The day dawned bright and clear, though the headwinds from yesterday were still blowing fiercely. In spite of the extra work we knew they'd bring, we were in good spirits. With a spring and summer full of adventure laid out before us, we've been feeling invulnerable!
I spent a good portion of the morning cleaning our bicycles while Tara broke camp. Our chains, braking surfaces, and pretty much everything else were generously decorated with dried mud from a field we had pushed through yesterday. While I was busy, Tara laid our things out, letting the sun bake away the last vestiges of dampness from last night's rain.
Normally, we try to keep our free-camps contained and unobtrusive. This morning, it looked as though a bomb had gone off around our bicycles! We had gear everywhere. Nobody was around to mind.
Once our bikes were in order, I performed my morning routine of email checking to confirm no work emergencies had cropped while we slept. As per usual, everything was ship-shape. Better yet, we were pleased to find a message from Dejan, a Warm Showers host in Stip (pronounced SCHTIPP). We contacted him a few days earlier asking about a place to stay. Today, he graciously accepted our request, saying we were welcome for a night or two even though he'd just returned from a 50 day tour spanning a third of South America!
With our destination confirmed and everything ready to go, we set out late in the morning under beautiful skies.
We rode along a river for awhile, received honks and waves from many cars, and met a friendly donkey before we began heading into the mountains.
My maps for Macedonia are terrible. I was expecting a very short 20-30 kilometer ride, naught but a quick jaunt to Dejan's home leaving us plenty of time to chat and enjoy the day. As it turned out, we had 65km to cover, with a mountain pass right in the middle! Oh well.
At the base of our climb, we passed an abandoned-looking military base with this creepy sign:
A little further on, we stopped for a snack break by the side of the road. While we were resting, a really nice shepherd came over to say hello. He ran up to us from some distance, loping across the field in his galoshes with a huge smile on his face. Even though he looked to be at least 70, he wasn't out of breath when he arrived!
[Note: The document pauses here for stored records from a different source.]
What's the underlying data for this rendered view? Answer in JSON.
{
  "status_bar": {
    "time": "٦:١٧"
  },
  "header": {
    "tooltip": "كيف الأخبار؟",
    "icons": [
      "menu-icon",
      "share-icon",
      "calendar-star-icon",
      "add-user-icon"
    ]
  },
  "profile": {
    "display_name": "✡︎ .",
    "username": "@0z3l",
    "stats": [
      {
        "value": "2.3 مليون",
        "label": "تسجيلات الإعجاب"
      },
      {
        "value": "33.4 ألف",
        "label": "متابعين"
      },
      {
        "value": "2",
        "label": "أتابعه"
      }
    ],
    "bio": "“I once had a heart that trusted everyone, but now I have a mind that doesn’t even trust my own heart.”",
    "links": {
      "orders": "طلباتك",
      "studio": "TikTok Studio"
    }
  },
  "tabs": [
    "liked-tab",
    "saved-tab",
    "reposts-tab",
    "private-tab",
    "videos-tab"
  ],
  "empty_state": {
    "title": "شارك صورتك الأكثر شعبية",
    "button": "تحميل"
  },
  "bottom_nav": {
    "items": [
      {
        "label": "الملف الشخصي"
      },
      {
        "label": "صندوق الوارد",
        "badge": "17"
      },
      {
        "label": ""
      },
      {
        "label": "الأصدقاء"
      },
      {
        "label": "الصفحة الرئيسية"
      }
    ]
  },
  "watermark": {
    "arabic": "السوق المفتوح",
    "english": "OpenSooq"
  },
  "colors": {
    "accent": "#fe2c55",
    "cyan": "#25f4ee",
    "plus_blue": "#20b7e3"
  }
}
We couldn't understand a thing he said, but he was very nice. We shared some of the chocolate we were eating and then, as quickly as he'd arrived, he ran back to his sheep! Back on the road, we stopped to say hello again when we were passing by. This time Tara was able to hold a quasi-conversation with him involving lots of miming. We still don't know what he was saying, but he was really friendly!
The vistas here are just stunning. We really had no idea Macedonia would be so beautiful!
We also had no idea we weren't going to encounter any water sources during our ride, so the majority of our climb was spent rationing the last of our stores. This was especially worrisome for Tara, who usually drinks at least twice as much as I do.
To ease her concerns, I collected water from several discarded water-bottles strewn about the side of the road (only the really clean ones!). Once I'd collected two bottles full, she tested them tentatively. They were perfectly fine. Disaster averted!
At long last, we made it to the top of the 750 meter pass, and were relieved to go zipping back down the other side. Tara came to a screeching halt mid-coast to capture this tree:
Arriving on the outskirts of Stip, encountering a smattering of hills, I could tell Tara was running out of steam. Unexpected climbing, headwinds, and a lack of water are a tough combination. When I asked if she wanted to take a break and she said, "No, I just want to get there and be done with this!", I knew it was time for a late lunch. I forced us to a halt and she collapsed by the road as I prepared some much needed sandwiches for both of us.
Feeling nourished enough to continue, we headed into Stip. After several more hills and various rounds of inaccurate directions, we finally managed to find Dejan's place.
He welcomed us warmly, and we settled into the spare bedroom for two nights. Thanks Dejan!
Note: Dejan is a special case when it comes to cycle touring. In the tiny country of Macedonia, cycle touring is not very well known. In fact, he may be the only tourer around! He is also unique in that he has a prosthetic leg.
Unlike us, he likes to go long distances, traveling upwards of 150 kilometers every day. Often in 12+ hour stretches! When we asked him why he goes so fast and so long, he said that because of his leg he is forced to go very slowly every day. A bicycle gives him the freedom to move quickly! He's a really neat guy, check out his website: http://dejanzafirov.com.s18653.gridserver.com/.